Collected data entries

• • • •

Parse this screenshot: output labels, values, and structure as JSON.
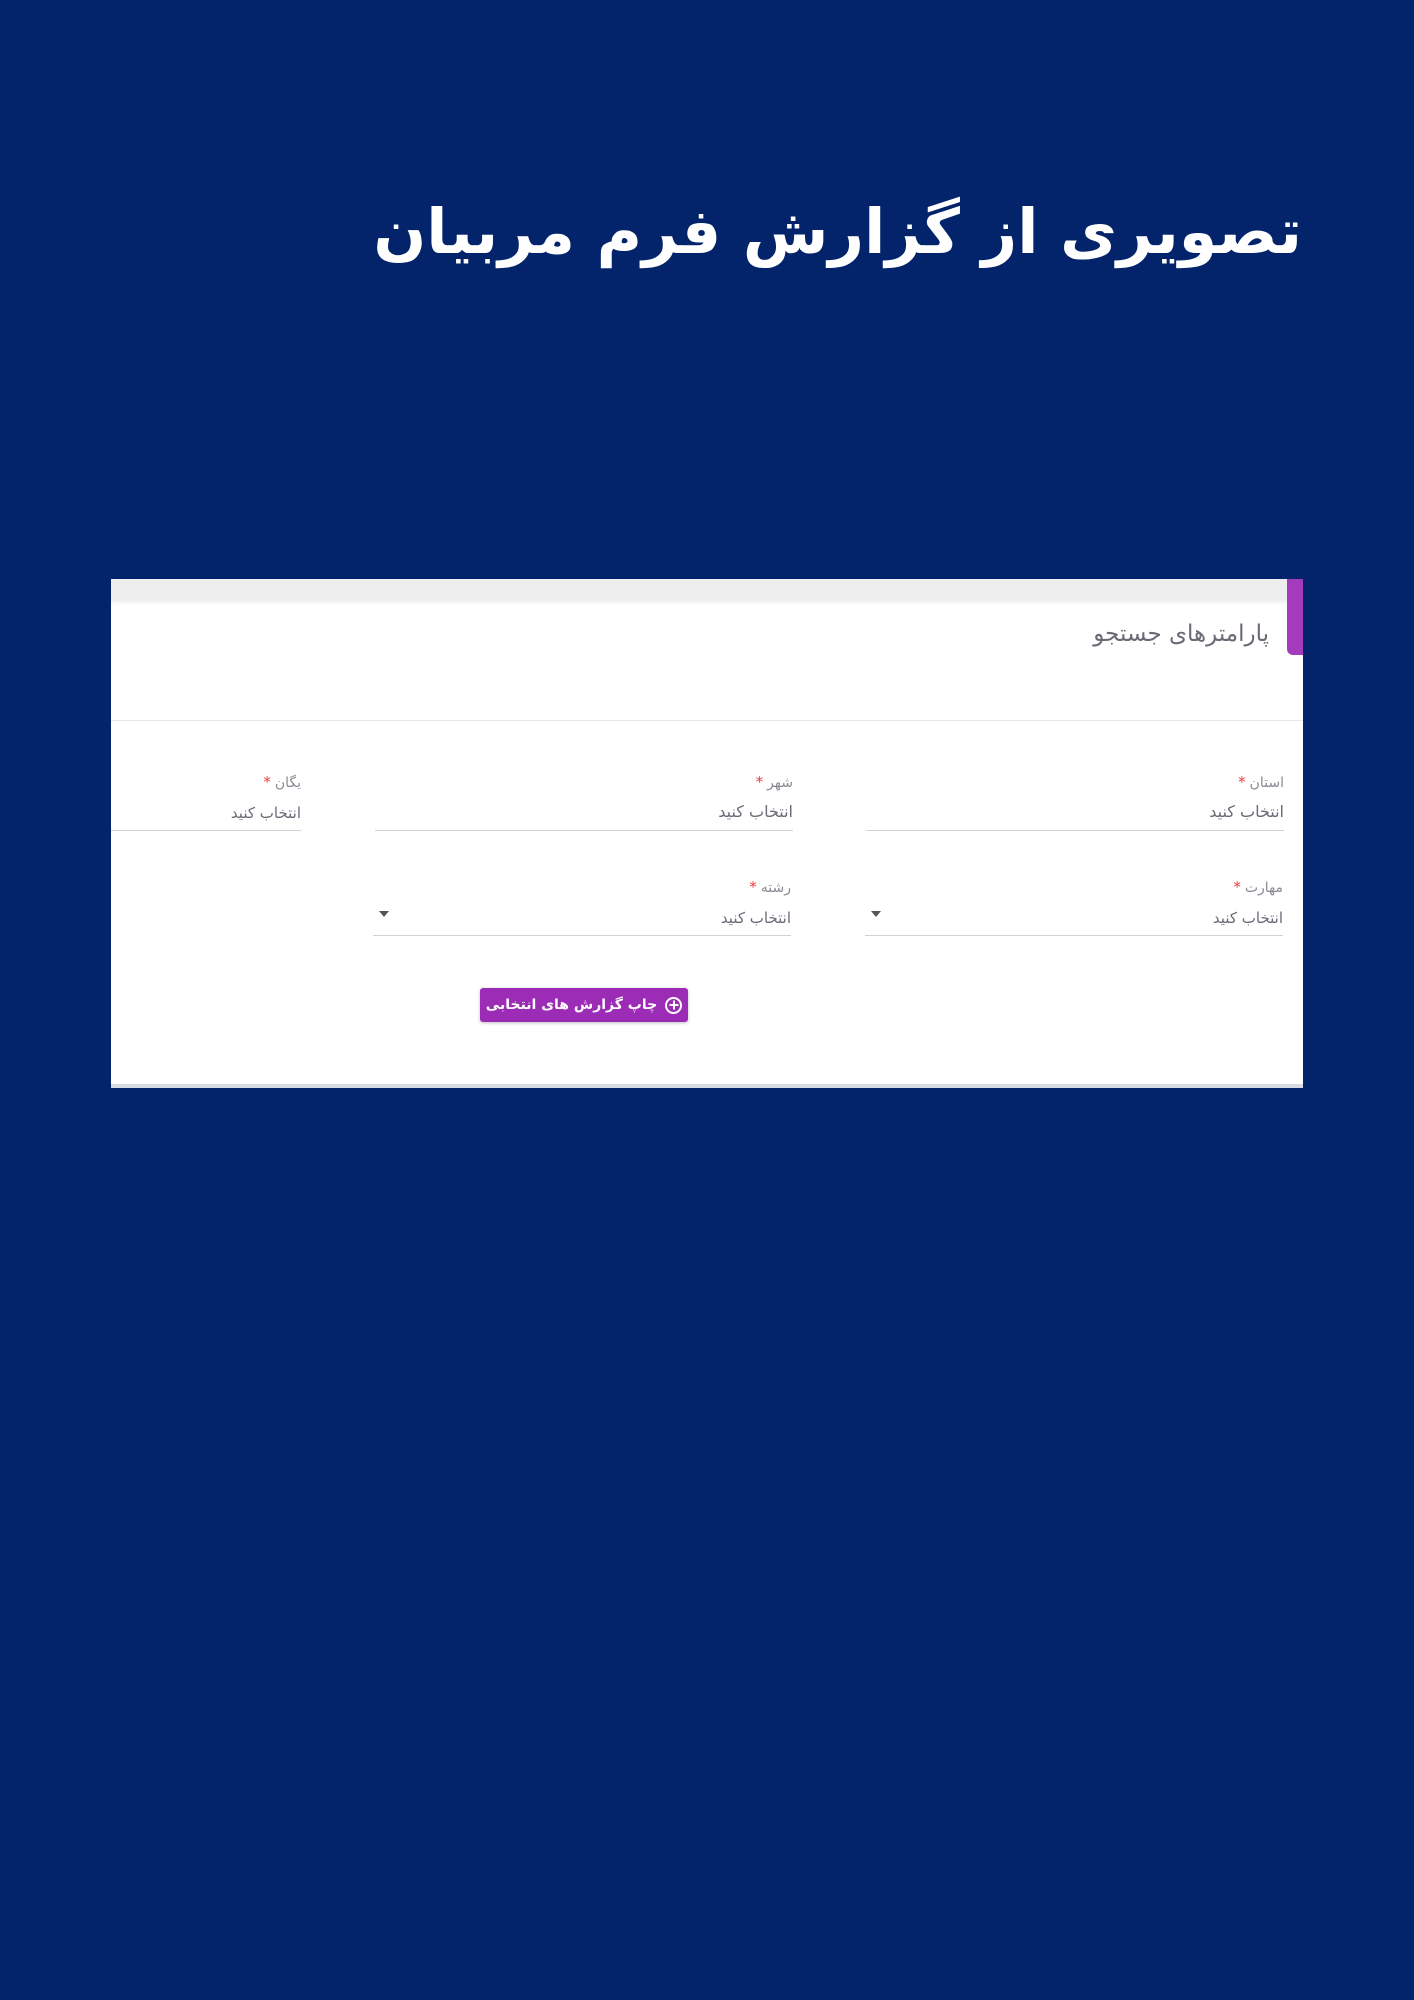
{
  "page": {
    "title": "تصویری از گزارش فرم مربیان"
  },
  "card": {
    "title": "پارامترهای جستجو",
    "accent_color": "#a43bbd"
  },
  "fields": {
    "province": {
      "label": "استان",
      "required_mark": "*",
      "value": "انتخاب کنید"
    },
    "city": {
      "label": "شهر",
      "required_mark": "*",
      "value": "انتخاب کنید"
    },
    "unit": {
      "label": "یگان",
      "required_mark": "*",
      "value": "انتخاب کنید"
    },
    "skill": {
      "label": "مهارت",
      "required_mark": "*",
      "value": "انتخاب کنید"
    },
    "field_of_study": {
      "label": "رشته",
      "required_mark": "*",
      "value": "انتخاب کنید"
    }
  },
  "actions": {
    "print_label": "چاپ گزارش های انتخابی",
    "print_icon": "plus-circle-icon",
    "button_color": "#9c2bb5"
  },
  "colors": {
    "background": "#03236b",
    "required": "#ef3b3b"
  }
}
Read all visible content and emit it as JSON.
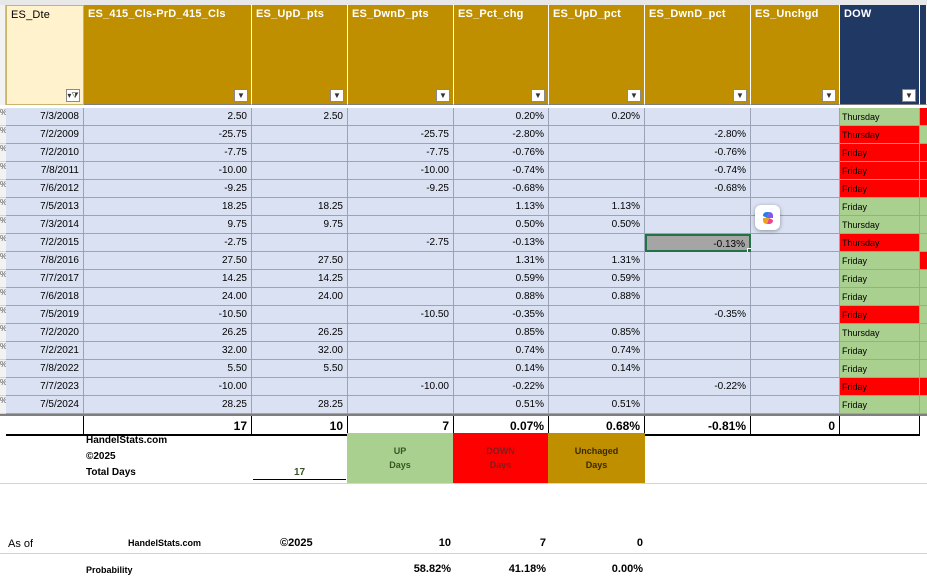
{
  "colors": {
    "row_bg": "#d9e1f2",
    "header_gold": "#bf8f00",
    "header_navy": "#1f3864",
    "header_light": "#fff2cc",
    "dow_green": "#a9d08e",
    "dow_red": "#ff0000",
    "up_green": "#a9d08e",
    "down_red": "#ff0000",
    "unch_gold": "#bf8f00",
    "days_green_text": "#375623"
  },
  "headers": {
    "date": "ES_Dte",
    "cls": "ES_415_Cls-PrD_415_Cls",
    "up_pts": "ES_UpD_pts",
    "dwn_pts": "ES_DwnD_pts",
    "pct_chg": "ES_Pct_chg",
    "up_pct": "ES_UpD_pct",
    "dwn_pct": "ES_DwnD_pct",
    "unchgd": "ES_Unchgd",
    "dow": "DOW"
  },
  "filter_icons": {
    "date": "filter-applied-icon",
    "other": "dropdown-arrow-icon"
  },
  "rows": [
    {
      "date": "7/3/2008",
      "cls": "2.50",
      "up": "2.50",
      "dwn": "",
      "pct": "0.20%",
      "up_pct": "0.20%",
      "dwn_pct": "",
      "unch": "",
      "dow": "Thursday",
      "dow_color": "green",
      "right_edge": "red"
    },
    {
      "date": "7/2/2009",
      "cls": "-25.75",
      "up": "",
      "dwn": "-25.75",
      "pct": "-2.80%",
      "up_pct": "",
      "dwn_pct": "-2.80%",
      "unch": "",
      "dow": "Thursday",
      "dow_color": "red",
      "right_edge": "green"
    },
    {
      "date": "7/2/2010",
      "cls": "-7.75",
      "up": "",
      "dwn": "-7.75",
      "pct": "-0.76%",
      "up_pct": "",
      "dwn_pct": "-0.76%",
      "unch": "",
      "dow": "Friday",
      "dow_color": "red",
      "right_edge": "red"
    },
    {
      "date": "7/8/2011",
      "cls": "-10.00",
      "up": "",
      "dwn": "-10.00",
      "pct": "-0.74%",
      "up_pct": "",
      "dwn_pct": "-0.74%",
      "unch": "",
      "dow": "Friday",
      "dow_color": "red",
      "right_edge": "red"
    },
    {
      "date": "7/6/2012",
      "cls": "-9.25",
      "up": "",
      "dwn": "-9.25",
      "pct": "-0.68%",
      "up_pct": "",
      "dwn_pct": "-0.68%",
      "unch": "",
      "dow": "Friday",
      "dow_color": "red",
      "right_edge": "red"
    },
    {
      "date": "7/5/2013",
      "cls": "18.25",
      "up": "18.25",
      "dwn": "",
      "pct": "1.13%",
      "up_pct": "1.13%",
      "dwn_pct": "",
      "unch": "",
      "dow": "Friday",
      "dow_color": "green",
      "right_edge": "green"
    },
    {
      "date": "7/3/2014",
      "cls": "9.75",
      "up": "9.75",
      "dwn": "",
      "pct": "0.50%",
      "up_pct": "0.50%",
      "dwn_pct": "",
      "unch": "",
      "dow": "Thursday",
      "dow_color": "green",
      "right_edge": "green"
    },
    {
      "date": "7/2/2015",
      "cls": "-2.75",
      "up": "",
      "dwn": "-2.75",
      "pct": "-0.13%",
      "up_pct": "",
      "dwn_pct": "-0.13%",
      "unch": "",
      "dow": "Thursday",
      "dow_color": "red",
      "right_edge": "green"
    },
    {
      "date": "7/8/2016",
      "cls": "27.50",
      "up": "27.50",
      "dwn": "",
      "pct": "1.31%",
      "up_pct": "1.31%",
      "dwn_pct": "",
      "unch": "",
      "dow": "Friday",
      "dow_color": "green",
      "right_edge": "red"
    },
    {
      "date": "7/7/2017",
      "cls": "14.25",
      "up": "14.25",
      "dwn": "",
      "pct": "0.59%",
      "up_pct": "0.59%",
      "dwn_pct": "",
      "unch": "",
      "dow": "Friday",
      "dow_color": "green",
      "right_edge": "green"
    },
    {
      "date": "7/6/2018",
      "cls": "24.00",
      "up": "24.00",
      "dwn": "",
      "pct": "0.88%",
      "up_pct": "0.88%",
      "dwn_pct": "",
      "unch": "",
      "dow": "Friday",
      "dow_color": "green",
      "right_edge": "green"
    },
    {
      "date": "7/5/2019",
      "cls": "-10.50",
      "up": "",
      "dwn": "-10.50",
      "pct": "-0.35%",
      "up_pct": "",
      "dwn_pct": "-0.35%",
      "unch": "",
      "dow": "Friday",
      "dow_color": "red",
      "right_edge": "green"
    },
    {
      "date": "7/2/2020",
      "cls": "26.25",
      "up": "26.25",
      "dwn": "",
      "pct": "0.85%",
      "up_pct": "0.85%",
      "dwn_pct": "",
      "unch": "",
      "dow": "Thursday",
      "dow_color": "green",
      "right_edge": "green"
    },
    {
      "date": "7/2/2021",
      "cls": "32.00",
      "up": "32.00",
      "dwn": "",
      "pct": "0.74%",
      "up_pct": "0.74%",
      "dwn_pct": "",
      "unch": "",
      "dow": "Friday",
      "dow_color": "green",
      "right_edge": "green"
    },
    {
      "date": "7/8/2022",
      "cls": "5.50",
      "up": "5.50",
      "dwn": "",
      "pct": "0.14%",
      "up_pct": "0.14%",
      "dwn_pct": "",
      "unch": "",
      "dow": "Friday",
      "dow_color": "green",
      "right_edge": "green"
    },
    {
      "date": "7/7/2023",
      "cls": "-10.00",
      "up": "",
      "dwn": "-10.00",
      "pct": "-0.22%",
      "up_pct": "",
      "dwn_pct": "-0.22%",
      "unch": "",
      "dow": "Friday",
      "dow_color": "red",
      "right_edge": "red"
    },
    {
      "date": "7/5/2024",
      "cls": "28.25",
      "up": "28.25",
      "dwn": "",
      "pct": "0.51%",
      "up_pct": "0.51%",
      "dwn_pct": "",
      "unch": "",
      "dow": "Friday",
      "dow_color": "green",
      "right_edge": "green"
    }
  ],
  "selected_row_index": 7,
  "totals": {
    "cls": "17",
    "up": "10",
    "dwn": "7",
    "pct": "0.07%",
    "up_pct": "0.68%",
    "dwn_pct": "-0.81%",
    "unch": "0"
  },
  "summary": {
    "site": "HandelStats.com",
    "copyright": "©2025",
    "total_days_label": "Total Days",
    "total_days_value": "17",
    "up_line1": "UP",
    "up_line2": "Days",
    "down_line1": "DOWN",
    "down_line2": "Days",
    "unch_line1": "Unchaged",
    "unch_line2": "Days",
    "as_of_label": "As of",
    "site2": "HandelStats.com",
    "copyright2": "©2025",
    "up_count": "10",
    "down_count": "7",
    "unch_count": "0",
    "prob_label": "Probability",
    "up_prob": "58.82%",
    "down_prob": "41.18%",
    "unch_prob": "0.00%"
  }
}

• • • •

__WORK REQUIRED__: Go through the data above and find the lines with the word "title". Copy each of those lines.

__SOLUTION FOR THIS EXERCISE__:
    "title": "تصویری از گزارش فرم مربیان"
    "title": "پارامترهای جستجو",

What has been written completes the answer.